Motivated by the current (2011) political climate in Wisconsin it seems reasonable to devote some time and effort to comment on issues and some of the hyperbole. So we in the public should do what we can to help focus "journalists" on delineating real facts versus spin. If you accept the spin you do not understand the policy implications.
"... There are plenty of ways today to pay little—or nothing—to read the news. There are free blogs. There's Facebook and Twitter. Who needs a subscription to a local newspaper?
Millions of Americans have decided they don't. But new research suggests this strategy may have costs in the long run. That's because newspapers are not like most things we buy. If you decide not to buy a watch or a cappuccino, you save money.
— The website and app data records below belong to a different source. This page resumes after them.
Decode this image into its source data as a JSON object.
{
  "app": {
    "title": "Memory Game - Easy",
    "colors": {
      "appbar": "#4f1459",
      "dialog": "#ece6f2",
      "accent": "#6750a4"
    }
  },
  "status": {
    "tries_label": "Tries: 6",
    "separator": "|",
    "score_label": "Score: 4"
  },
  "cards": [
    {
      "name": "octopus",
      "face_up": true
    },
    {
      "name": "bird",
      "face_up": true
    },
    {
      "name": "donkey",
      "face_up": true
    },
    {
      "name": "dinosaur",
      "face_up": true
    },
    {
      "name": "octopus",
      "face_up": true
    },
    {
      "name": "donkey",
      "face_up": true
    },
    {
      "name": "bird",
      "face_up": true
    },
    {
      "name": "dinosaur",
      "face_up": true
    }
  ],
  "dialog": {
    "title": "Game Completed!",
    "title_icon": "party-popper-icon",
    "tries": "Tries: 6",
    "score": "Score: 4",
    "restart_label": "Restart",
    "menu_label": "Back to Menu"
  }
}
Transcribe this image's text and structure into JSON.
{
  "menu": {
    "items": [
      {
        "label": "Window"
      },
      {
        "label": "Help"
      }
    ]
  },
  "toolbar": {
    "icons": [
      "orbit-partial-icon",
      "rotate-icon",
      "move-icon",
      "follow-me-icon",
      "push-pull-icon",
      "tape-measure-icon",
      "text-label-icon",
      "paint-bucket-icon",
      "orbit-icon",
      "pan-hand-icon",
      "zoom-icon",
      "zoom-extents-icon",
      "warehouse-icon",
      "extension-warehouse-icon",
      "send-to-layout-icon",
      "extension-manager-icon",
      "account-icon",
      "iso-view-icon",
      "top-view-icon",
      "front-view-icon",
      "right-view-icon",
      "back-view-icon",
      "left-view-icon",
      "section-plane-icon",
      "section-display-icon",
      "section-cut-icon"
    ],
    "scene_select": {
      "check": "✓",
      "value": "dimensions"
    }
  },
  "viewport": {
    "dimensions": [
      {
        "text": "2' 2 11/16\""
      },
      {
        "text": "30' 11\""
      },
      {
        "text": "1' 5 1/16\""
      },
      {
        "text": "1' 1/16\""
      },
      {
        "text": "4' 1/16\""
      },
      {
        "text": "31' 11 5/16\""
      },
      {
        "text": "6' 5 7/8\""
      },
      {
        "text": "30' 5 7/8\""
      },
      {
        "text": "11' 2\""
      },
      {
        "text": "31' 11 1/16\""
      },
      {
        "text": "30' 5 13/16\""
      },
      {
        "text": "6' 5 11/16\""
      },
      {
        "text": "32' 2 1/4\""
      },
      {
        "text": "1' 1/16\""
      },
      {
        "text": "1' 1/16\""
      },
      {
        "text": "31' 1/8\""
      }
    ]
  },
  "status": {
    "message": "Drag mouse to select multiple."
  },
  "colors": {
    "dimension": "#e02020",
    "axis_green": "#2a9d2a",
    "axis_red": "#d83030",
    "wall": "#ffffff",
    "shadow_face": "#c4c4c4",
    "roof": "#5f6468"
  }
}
But if you decide not to pay for a police department, you might save money in the short run, but end up paying more in the long run.
Whereas most of us treat newspapers like consumer products, new research from Paul Gao, Chang Lee, and Dermot Murphy suggests that they might be more like police departments. Gao, Lee, and Murphy looked at how newspaper closures might affect the cost of borrowing in local governments. What they found is a price tag that may give many taxpayers sticker shock.
... Hidden Brain, we look at an unusual case of a free-rider problem. And we ask, who bears the cost when nobody wants to pay?"